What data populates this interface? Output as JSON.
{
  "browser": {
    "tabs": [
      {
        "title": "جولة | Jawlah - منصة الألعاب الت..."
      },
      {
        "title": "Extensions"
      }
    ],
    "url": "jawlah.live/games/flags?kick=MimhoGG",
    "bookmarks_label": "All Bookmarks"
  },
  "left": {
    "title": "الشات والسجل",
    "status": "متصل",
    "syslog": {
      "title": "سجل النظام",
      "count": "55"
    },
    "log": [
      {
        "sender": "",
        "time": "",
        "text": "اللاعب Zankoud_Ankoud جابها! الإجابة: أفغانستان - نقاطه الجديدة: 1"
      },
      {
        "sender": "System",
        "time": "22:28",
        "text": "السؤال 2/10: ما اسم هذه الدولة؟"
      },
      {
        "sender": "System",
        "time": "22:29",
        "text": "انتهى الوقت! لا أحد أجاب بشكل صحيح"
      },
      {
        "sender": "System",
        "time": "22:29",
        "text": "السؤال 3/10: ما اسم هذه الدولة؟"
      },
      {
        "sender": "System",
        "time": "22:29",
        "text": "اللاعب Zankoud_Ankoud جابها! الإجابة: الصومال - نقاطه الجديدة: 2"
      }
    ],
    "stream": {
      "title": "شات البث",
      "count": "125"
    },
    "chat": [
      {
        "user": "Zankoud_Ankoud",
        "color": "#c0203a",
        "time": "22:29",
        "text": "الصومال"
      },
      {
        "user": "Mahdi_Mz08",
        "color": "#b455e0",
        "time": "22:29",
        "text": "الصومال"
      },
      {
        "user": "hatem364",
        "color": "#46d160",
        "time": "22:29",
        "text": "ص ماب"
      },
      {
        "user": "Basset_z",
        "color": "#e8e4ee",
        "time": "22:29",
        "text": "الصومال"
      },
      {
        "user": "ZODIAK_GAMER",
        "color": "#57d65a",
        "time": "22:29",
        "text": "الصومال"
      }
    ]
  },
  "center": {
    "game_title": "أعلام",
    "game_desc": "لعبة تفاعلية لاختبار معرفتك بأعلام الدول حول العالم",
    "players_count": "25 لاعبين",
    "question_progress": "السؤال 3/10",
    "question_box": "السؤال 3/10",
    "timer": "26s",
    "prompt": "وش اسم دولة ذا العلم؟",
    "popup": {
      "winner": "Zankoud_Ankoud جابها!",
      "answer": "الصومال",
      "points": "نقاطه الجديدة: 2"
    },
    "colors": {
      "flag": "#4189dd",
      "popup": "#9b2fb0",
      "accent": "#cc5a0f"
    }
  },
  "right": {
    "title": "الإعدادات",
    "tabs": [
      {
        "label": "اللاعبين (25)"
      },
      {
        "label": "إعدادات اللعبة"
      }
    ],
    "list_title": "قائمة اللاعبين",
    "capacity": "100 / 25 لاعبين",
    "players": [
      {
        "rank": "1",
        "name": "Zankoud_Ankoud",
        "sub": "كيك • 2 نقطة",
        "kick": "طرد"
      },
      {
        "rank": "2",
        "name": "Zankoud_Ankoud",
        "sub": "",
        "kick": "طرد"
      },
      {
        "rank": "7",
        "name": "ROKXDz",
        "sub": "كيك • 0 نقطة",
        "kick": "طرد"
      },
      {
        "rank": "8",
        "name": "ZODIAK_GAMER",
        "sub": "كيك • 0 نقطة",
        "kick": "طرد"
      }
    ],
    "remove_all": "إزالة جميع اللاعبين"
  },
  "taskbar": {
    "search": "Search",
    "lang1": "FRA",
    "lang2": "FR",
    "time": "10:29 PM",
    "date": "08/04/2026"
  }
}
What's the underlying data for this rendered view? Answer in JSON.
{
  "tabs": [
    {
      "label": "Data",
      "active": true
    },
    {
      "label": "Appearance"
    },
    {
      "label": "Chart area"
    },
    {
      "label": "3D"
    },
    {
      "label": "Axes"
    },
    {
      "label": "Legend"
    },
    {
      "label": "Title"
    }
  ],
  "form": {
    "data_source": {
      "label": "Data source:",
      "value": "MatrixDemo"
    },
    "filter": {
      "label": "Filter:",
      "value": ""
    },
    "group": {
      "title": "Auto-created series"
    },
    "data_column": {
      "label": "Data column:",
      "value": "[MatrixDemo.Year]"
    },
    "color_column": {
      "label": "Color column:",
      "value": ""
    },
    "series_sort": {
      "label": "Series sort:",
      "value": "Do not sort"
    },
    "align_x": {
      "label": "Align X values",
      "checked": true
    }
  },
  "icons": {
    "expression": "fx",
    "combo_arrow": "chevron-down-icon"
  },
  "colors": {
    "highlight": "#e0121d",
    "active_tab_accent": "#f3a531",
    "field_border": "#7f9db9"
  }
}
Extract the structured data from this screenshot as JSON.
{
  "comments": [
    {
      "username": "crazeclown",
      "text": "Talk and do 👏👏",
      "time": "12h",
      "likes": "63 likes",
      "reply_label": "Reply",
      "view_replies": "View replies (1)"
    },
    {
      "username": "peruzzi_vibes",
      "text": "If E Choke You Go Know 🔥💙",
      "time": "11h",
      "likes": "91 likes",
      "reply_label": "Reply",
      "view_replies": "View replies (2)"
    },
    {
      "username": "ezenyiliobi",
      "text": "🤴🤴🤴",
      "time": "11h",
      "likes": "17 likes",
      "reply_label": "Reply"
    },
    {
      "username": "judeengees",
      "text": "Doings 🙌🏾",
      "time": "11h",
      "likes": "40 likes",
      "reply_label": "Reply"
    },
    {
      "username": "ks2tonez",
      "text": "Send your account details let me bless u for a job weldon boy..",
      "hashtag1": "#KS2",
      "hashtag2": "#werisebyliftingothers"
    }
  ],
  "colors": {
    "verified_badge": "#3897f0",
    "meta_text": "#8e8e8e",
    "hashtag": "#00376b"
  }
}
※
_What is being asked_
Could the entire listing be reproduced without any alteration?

_Answer space_
What data populates this interface? Output as JSON.
{
  "browser": {
    "tabs": [
      {
        "title": "جولة | Jawlah - منصة الألعاب الت..."
      },
      {
        "title": "Extensions"
      }
    ],
    "url": "jawlah.live/games/flags?kick=MimhoGG",
    "bookmarks_label": "All Bookmarks"
  },
  "left": {
    "title": "الشات والسجل",
    "status": "متصل",
    "syslog": {
      "title": "سجل النظام",
      "count": "55"
    },
    "log": [
      {
        "sender": "",
        "time": "",
        "text": "اللاعب Zankoud_Ankoud جابها! الإجابة: أفغانستان - نقاطه الجديدة: 1"
      },
      {
        "sender": "System",
        "time": "22:28",
        "text": "السؤال 2/10: ما اسم هذه الدولة؟"
      },
      {
        "sender": "System",
        "time": "22:29",
        "text": "انتهى الوقت! لا أحد أجاب بشكل صحيح"
      },
      {
        "sender": "System",
        "time": "22:29",
        "text": "السؤال 3/10: ما اسم هذه الدولة؟"
      },
      {
        "sender": "System",
        "time": "22:29",
        "text": "اللاعب Zankoud_Ankoud جابها! الإجابة: الصومال - نقاطه الجديدة: 2"
      }
    ],
    "stream": {
      "title": "شات البث",
      "count": "125"
    },
    "chat": [
      {
        "user": "Zankoud_Ankoud",
        "color": "#c0203a",
        "time": "22:29",
        "text": "الصومال"
      },
      {
        "user": "Mahdi_Mz08",
        "color": "#b455e0",
        "time": "22:29",
        "text": "الصومال"
      },
      {
        "user": "hatem364",
        "color": "#46d160",
        "time": "22:29",
        "text": "ص ماب"
      },
      {
        "user": "Basset_z",
        "color": "#e8e4ee",
        "time": "22:29",
        "text": "الصومال"
      },
      {
        "user": "ZODIAK_GAMER",
        "color": "#57d65a",
        "time": "22:29",
        "text": "الصومال"
      }
    ]
  },
  "center": {
    "game_title": "أعلام",
    "game_desc": "لعبة تفاعلية لاختبار معرفتك بأعلام الدول حول العالم",
    "players_count": "25 لاعبين",
    "question_progress": "السؤال 3/10",
    "question_box": "السؤال 3/10",
    "timer": "26s",
    "prompt": "وش اسم دولة ذا العلم؟",
    "popup": {
      "winner": "Zankoud_Ankoud جابها!",
      "answer": "الصومال",
      "points": "نقاطه الجديدة: 2"
    },
    "colors": {
      "flag": "#4189dd",
      "popup": "#9b2fb0",
      "accent": "#cc5a0f"
    }
  },
  "right": {
    "title": "الإعدادات",
    "tabs": [
      {
        "label": "اللاعبين (25)"
      },
      {
        "label": "إعدادات اللعبة"
      }
    ],
    "list_title": "قائمة اللاعبين",
    "capacity": "100 / 25 لاعبين",
    "players": [
      {
        "rank": "1",
        "name": "Zankoud_Ankoud",
        "sub": "كيك • 2 نقطة",
        "kick": "طرد"
      },
      {
        "rank": "2",
        "name": "Zankoud_Ankoud",
        "sub": "",
        "kick": "طرد"
      },
      {
        "rank": "7",
        "name": "ROKXDz",
        "sub": "كيك • 0 نقطة",
        "kick": "طرد"
      },
      {
        "rank": "8",
        "name": "ZODIAK_GAMER",
        "sub": "كيك • 0 نقطة",
        "kick": "طرد"
      }
    ],
    "remove_all": "إزالة جميع اللاعبين"
  },
  "taskbar": {
    "search": "Search",
    "lang1": "FRA",
    "lang2": "FR",
    "time": "10:29 PM",
    "date": "08/04/2026"
  }
}
What's the underlying data for this rendered view? Answer in JSON.
{
  "tabs": [
    {
      "label": "Data",
      "active": true
    },
    {
      "label": "Appearance"
    },
    {
      "label": "Chart area"
    },
    {
      "label": "3D"
    },
    {
      "label": "Axes"
    },
    {
      "label": "Legend"
    },
    {
      "label": "Title"
    }
  ],
  "form": {
    "data_source": {
      "label": "Data source:",
      "value": "MatrixDemo"
    },
    "filter": {
      "label": "Filter:",
      "value": ""
    },
    "group": {
      "title": "Auto-created series"
    },
    "data_column": {
      "label": "Data column:",
      "value": "[MatrixDemo.Year]"
    },
    "color_column": {
      "label": "Color column:",
      "value": ""
    },
    "series_sort": {
      "label": "Series sort:",
      "value": "Do not sort"
    },
    "align_x": {
      "label": "Align X values",
      "checked": true
    }
  },
  "icons": {
    "expression": "fx",
    "combo_arrow": "chevron-down-icon"
  },
  "colors": {
    "highlight": "#e0121d",
    "active_tab_accent": "#f3a531",
    "field_border": "#7f9db9"
  }
}
Extract the structured data from this screenshot as JSON.
{
  "comments": [
    {
      "username": "crazeclown",
      "text": "Talk and do 👏👏",
      "time": "12h",
      "likes": "63 likes",
      "reply_label": "Reply",
      "view_replies": "View replies (1)"
    },
    {
      "username": "peruzzi_vibes",
      "text": "If E Choke You Go Know 🔥💙",
      "time": "11h",
      "likes": "91 likes",
      "reply_label": "Reply",
      "view_replies": "View replies (2)"
    },
    {
      "username": "ezenyiliobi",
      "text": "🤴🤴🤴",
      "time": "11h",
      "likes": "17 likes",
      "reply_label": "Reply"
    },
    {
      "username": "judeengees",
      "text": "Doings 🙌🏾",
      "time": "11h",
      "likes": "40 likes",
      "reply_label": "Reply"
    },
    {
      "username": "ks2tonez",
      "text": "Send your account details let me bless u for a job weldon boy..",
      "hashtag1": "#KS2",
      "hashtag2": "#werisebyliftingothers"
    }
  ],
  "colors": {
    "verified_badge": "#3897f0",
    "meta_text": "#8e8e8e",
    "hashtag": "#00376b"
  }
}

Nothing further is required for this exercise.